(Stored items from a collection)
★ ★ ★ ★ ★

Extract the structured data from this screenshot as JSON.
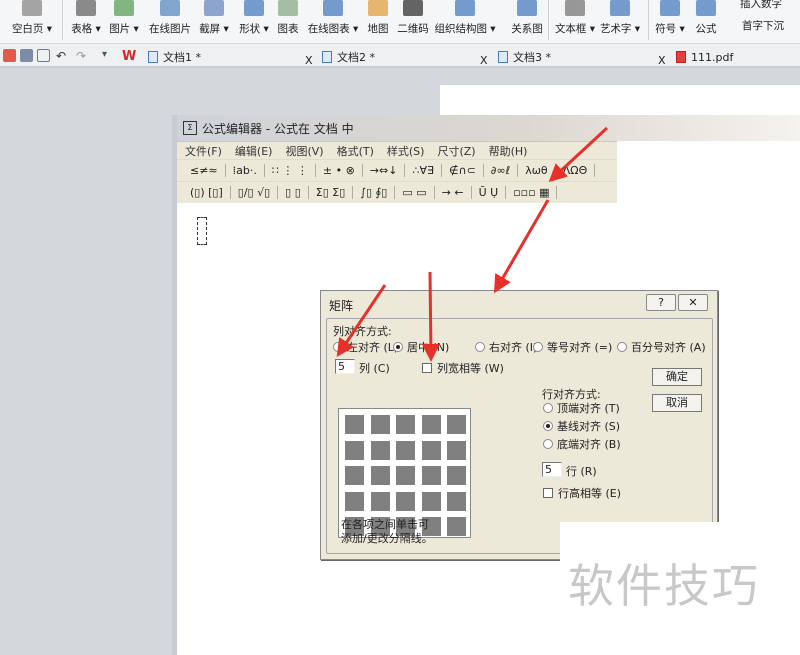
{
  "ribbon": {
    "items": [
      {
        "label": "空白页 ▾",
        "icon": "blank-page-icon"
      },
      {
        "label": "表格 ▾",
        "icon": "table-icon"
      },
      {
        "label": "图片 ▾",
        "icon": "picture-icon"
      },
      {
        "label": "在线图片",
        "icon": "online-picture-icon"
      },
      {
        "label": "截屏 ▾",
        "icon": "screenshot-icon"
      },
      {
        "label": "形状 ▾",
        "icon": "shape-icon"
      },
      {
        "label": "图表",
        "icon": "chart-icon"
      },
      {
        "label": "在线图表 ▾",
        "icon": "online-chart-icon"
      },
      {
        "label": "地图",
        "icon": "map-icon"
      },
      {
        "label": "二维码",
        "icon": "qrcode-icon"
      },
      {
        "label": "组织结构图 ▾",
        "icon": "org-chart-icon"
      },
      {
        "label": "关系图",
        "icon": "relation-icon"
      },
      {
        "label": "文本框 ▾",
        "icon": "textbox-icon"
      },
      {
        "label": "艺术字 ▾",
        "icon": "wordart-icon"
      },
      {
        "label": "符号 ▾",
        "icon": "omega-icon"
      },
      {
        "label": "公式",
        "icon": "pi-icon"
      }
    ],
    "small": [
      "插入数字",
      "首字下沉"
    ]
  },
  "tabs": [
    {
      "label": "文档1 *"
    },
    {
      "label": "文档2 *"
    },
    {
      "label": "文档3 *"
    },
    {
      "label": "111.pdf"
    }
  ],
  "close_glyph": "X",
  "eq": {
    "title": "公式编辑器 - 公式在 文档 中",
    "logo": "Σ",
    "menu": [
      "文件(F)",
      "编辑(E)",
      "视图(V)",
      "格式(T)",
      "样式(S)",
      "尺寸(Z)",
      "帮助(H)"
    ],
    "row1": [
      "≤≠≈",
      "⁞ab·.",
      "∷ ⋮ ⋮",
      "± • ⊗",
      "→⇔↓",
      "∴∀∃",
      "∉∩⊂",
      "∂∞ℓ",
      "λωθ",
      "ΛΩΘ"
    ],
    "row2": [
      "(▯) [▯]",
      "▯/▯ √▯",
      "▯ ▯",
      "Σ▯ Σ▯",
      "∫▯ ∮▯",
      "▭ ▭",
      "→ ←",
      "Ū Ụ",
      "▫▫▫ ▦"
    ]
  },
  "dialog": {
    "title": "矩阵",
    "help": "?",
    "close": "✕",
    "col_align_label": "列对齐方式:",
    "col_align": [
      {
        "label": "左对齐 (L)",
        "selected": false
      },
      {
        "label": "居中 (N)",
        "selected": true
      },
      {
        "label": "右对齐 (I)",
        "selected": false
      },
      {
        "label": "等号对齐 (=)",
        "selected": false
      },
      {
        "label": "百分号对齐 (A)",
        "selected": false
      }
    ],
    "cols_value": "5",
    "cols_label": "列 (C)",
    "equal_width": {
      "label": "列宽相等 (W)",
      "checked": false
    },
    "row_align_label": "行对齐方式:",
    "row_align": [
      {
        "label": "顶端对齐 (T)",
        "selected": false
      },
      {
        "label": "基线对齐 (S)",
        "selected": true
      },
      {
        "label": "底端对齐 (B)",
        "selected": false
      }
    ],
    "rows_value": "5",
    "rows_label": "行 (R)",
    "equal_height": {
      "label": "行高相等 (E)",
      "checked": false
    },
    "ok": "确定",
    "cancel": "取消",
    "hint1": "在各项之间单击可",
    "hint2": "添加/更改分隔线。"
  },
  "watermark": "软件技巧",
  "colors": {
    "arrow": "#e8302a",
    "cell": "#808080",
    "dialog": "#ece9d8"
  }
}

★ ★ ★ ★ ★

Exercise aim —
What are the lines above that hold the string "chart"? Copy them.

Solution below —
        "icon": "chart-icon"
        "icon": "online-chart-icon"
        "icon": "org-chart-icon"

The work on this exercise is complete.